When he emigrated to Canada from County Sligo in western Ireland, Philip Parke probably dreamt of striking it rich in the goldfields of northern British Columbia. The ambitious young man must have soon realized, however, that there was vast potential in the rich land around Cache Creek, and that more money could be made by ranching than by moiling for gold.
For a number of years Parke took various jobs around the area, working for a time for Clement Cornwall and running Cornwall’s roadhouse at Ashcroft Manor. In 1865 he partnered with Charles Semlin to purchase Bonaparte House in Cache Creek, and three years later sold his share in the business. The proceeds from the sale almost certainly helped him to buy land northwest of Cache Creek, and before long the Buonaparte Ranch (as it was then called; the “u” was later dropped from the name) had been cleared, irrigation ditches built, hay planted, and a cattle herd started.
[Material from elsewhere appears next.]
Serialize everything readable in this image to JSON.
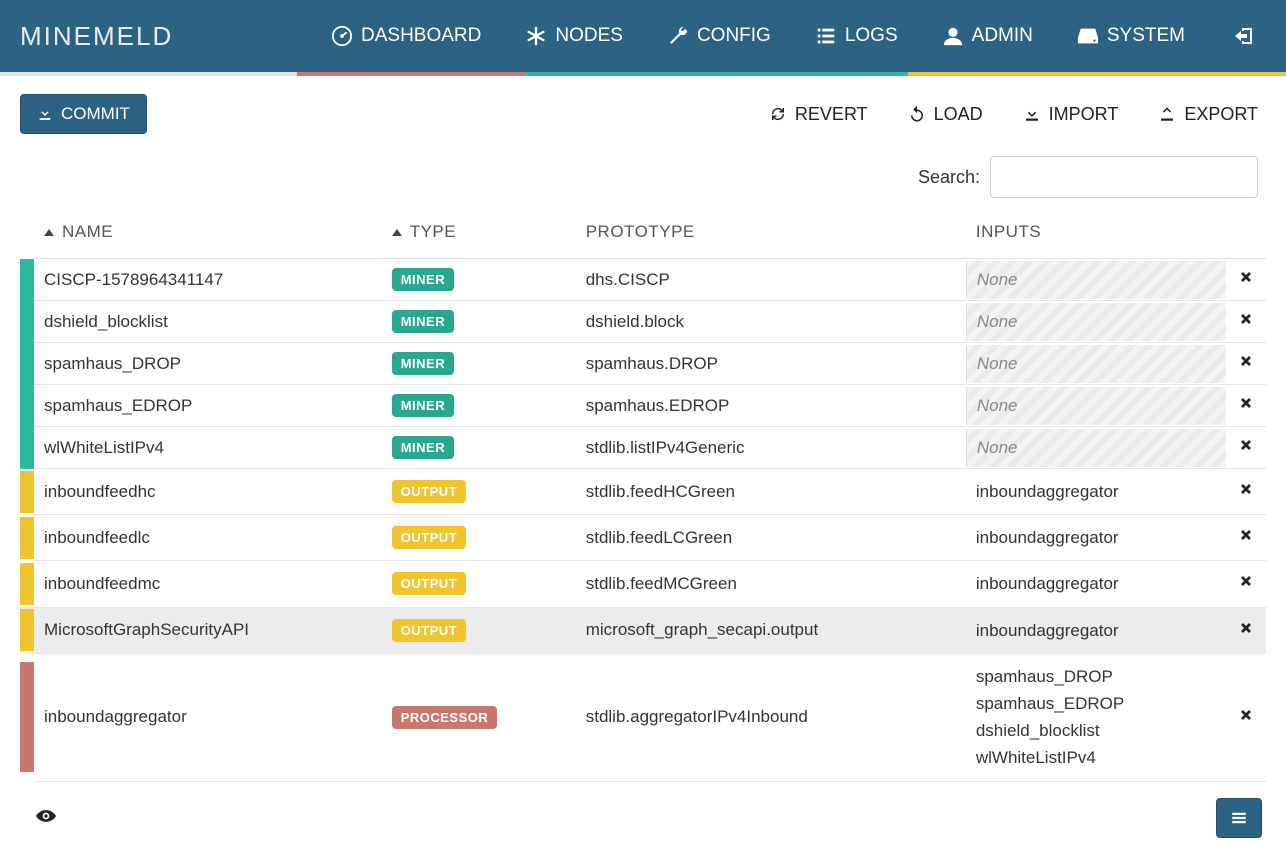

As the Bonaparte Ranch became more developed, Philip Parke turned his attention to an adjoining valley to the south. Hat Creek Valley, running from north to south roughly halfway between the Thompson and Fraser Rivers, boasted fertile valley bottom fields, abundant timber, and lush open grasslands where the grass grew as high as a horse’s belly. It was already owned, by Parke’s former employer Clement Cornwall, but Parke owned something Cornwall wanted: water rights for Cornwall’s Hibernia Ranch, near Ashcroft Manor. In 1900 the two men did a swap, and Philip Parke set about establishing the ranch which was originally called The Meadows.
Philip Parke never built a permanent dwelling at The Meadows; he and his wife lived at the Bonaparte, with Philip making the arduous journey (three days herding cattle; two days in a wagon; several hours on a horse using a mountain shortcut) between the two properties as necessary. The Parkes had no children, but in the late nineteenth century Philip’s nephew Henry arrived from Ireland, and eventually joined his uncle at the Bonaparte. Soon after that he purchased land in Hat Creek Valley adjoining The Meadows, and moved there with his family. The two properties were known jointly as the Parke Ranch, Upper Hat Creek.
Henry, his wife Isobella, and their four children lived on the Parke Ranch, first in a small log cabin with a sod roof and then in a spacious two-storey frame house built around 1910. Although they have been modernized since, the two buildings are still extant, and still recognizable as the houses seen in early photographs. When Philip Parke died in 1927, Henry took over the running of both the Bonaparte and Parke Ranches until his death in 1941. Henry’s only son, Arthur, carried on the tradition, although he and his family lived at Bonaparte, with Arthur making the still-difficult trip between the two properties many dozens of times over the next forty years.
When Arthur Parke died in 1967 his two sons Alan and Gordon took over the properties and ran them together until 1970, when the land, machinery, and livestock were split. Alan took over the Bonaparte, while Gordon and his family settled in Upper Hat Creek at what became the Gordon Parke Ranch. Before retiring to Vancouver, Gordon Parke served as President of both the B.C. Cattlemen’s Association and the Canadian Cattlemen’s Association. A fifth generation of the Parke family, Gordon’s son Brian, now lives in Upper Hat Creek, overseeing much of the ranching property in the valley. In March 2012 Gordon Parke was inducted into the B.C. Cowboy Hall of Fame, in the category “Pioneer Rancher”.